Now, if you change the IP address of ns1 & ns2.mydomain.com, how does the rest of the Internet know how to get to them? The solution is that somewhere, there is a global registry of DNS servers that really define where ns1 and ns2.mydomain.com are at. I’m not sure where this is at, but fortunately, our registrar (Godaddy) has a way to edit them. All that was required was to log into our Godaddy account, find the “host summary” section, and change the IP addresses there that were assigned to ns1 and ns2.
I assume that once we changed that, Godaddy submits those changes to the mysterious database of name servers. They said it takes 4-8 hours for that to happen, but I noticed queries coming in to our new servers immediately.
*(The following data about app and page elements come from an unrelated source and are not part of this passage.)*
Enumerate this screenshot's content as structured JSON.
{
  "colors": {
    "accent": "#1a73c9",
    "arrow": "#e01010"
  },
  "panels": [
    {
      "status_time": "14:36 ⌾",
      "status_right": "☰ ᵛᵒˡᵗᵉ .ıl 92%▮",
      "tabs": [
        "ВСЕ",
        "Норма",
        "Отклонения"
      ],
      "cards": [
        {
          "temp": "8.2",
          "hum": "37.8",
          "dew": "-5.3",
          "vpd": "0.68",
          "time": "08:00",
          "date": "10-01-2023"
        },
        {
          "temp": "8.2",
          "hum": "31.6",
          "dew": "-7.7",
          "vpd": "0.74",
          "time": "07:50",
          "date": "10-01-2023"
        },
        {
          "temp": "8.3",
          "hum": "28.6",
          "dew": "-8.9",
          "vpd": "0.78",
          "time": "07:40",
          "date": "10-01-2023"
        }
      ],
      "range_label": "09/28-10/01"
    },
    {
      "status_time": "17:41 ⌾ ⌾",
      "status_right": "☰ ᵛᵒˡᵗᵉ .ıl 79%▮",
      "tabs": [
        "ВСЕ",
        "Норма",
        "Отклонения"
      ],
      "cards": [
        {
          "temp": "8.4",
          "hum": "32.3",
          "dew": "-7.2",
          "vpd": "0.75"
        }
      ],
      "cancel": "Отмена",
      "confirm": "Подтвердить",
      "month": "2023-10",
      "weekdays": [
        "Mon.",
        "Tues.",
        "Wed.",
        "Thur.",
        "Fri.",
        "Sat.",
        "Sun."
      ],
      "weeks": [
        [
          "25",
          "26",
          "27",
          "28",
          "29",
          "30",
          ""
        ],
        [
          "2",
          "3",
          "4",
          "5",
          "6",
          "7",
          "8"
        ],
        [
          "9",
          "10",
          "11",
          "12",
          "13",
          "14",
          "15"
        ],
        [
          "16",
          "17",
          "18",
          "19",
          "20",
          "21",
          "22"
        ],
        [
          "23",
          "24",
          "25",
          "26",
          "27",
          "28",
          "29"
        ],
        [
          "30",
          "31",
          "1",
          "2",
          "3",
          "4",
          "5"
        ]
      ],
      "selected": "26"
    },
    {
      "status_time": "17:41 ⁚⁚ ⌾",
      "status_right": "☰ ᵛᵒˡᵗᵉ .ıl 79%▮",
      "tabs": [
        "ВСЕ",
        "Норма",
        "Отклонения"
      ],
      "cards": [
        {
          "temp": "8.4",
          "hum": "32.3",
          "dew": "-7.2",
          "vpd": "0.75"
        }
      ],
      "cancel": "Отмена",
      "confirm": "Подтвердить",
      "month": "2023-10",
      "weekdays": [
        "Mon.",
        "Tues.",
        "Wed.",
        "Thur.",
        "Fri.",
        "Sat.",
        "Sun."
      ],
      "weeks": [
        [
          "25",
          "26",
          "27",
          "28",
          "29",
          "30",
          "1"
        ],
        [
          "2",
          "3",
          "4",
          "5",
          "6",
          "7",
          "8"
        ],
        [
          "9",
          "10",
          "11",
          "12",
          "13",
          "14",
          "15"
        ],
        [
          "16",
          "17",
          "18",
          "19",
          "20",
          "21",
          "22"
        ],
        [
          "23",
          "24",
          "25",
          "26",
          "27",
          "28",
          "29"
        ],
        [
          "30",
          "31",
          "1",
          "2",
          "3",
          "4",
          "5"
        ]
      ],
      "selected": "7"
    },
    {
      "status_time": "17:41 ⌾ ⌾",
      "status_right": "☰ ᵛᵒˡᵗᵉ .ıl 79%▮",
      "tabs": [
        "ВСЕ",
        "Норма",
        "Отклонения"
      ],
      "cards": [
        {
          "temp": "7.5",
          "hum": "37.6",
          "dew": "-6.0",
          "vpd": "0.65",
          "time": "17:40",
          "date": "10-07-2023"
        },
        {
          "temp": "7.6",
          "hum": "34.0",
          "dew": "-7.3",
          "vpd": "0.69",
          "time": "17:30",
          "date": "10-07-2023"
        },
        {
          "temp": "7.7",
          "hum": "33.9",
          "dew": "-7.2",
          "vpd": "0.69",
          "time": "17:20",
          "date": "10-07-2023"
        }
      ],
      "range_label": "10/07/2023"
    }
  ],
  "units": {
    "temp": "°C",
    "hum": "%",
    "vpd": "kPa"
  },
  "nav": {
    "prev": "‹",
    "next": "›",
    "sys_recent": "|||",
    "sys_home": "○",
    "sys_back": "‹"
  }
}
Queries will continue to go to our old DNS server for a couple days. dnsstuff.com has a cool tool called “ISP Cached DNS Lookup” where you can see how long your DNS records are cached at many major ISP’s.
With careful planning and an decent understanding of how DNS works, our switchover went flawlessly.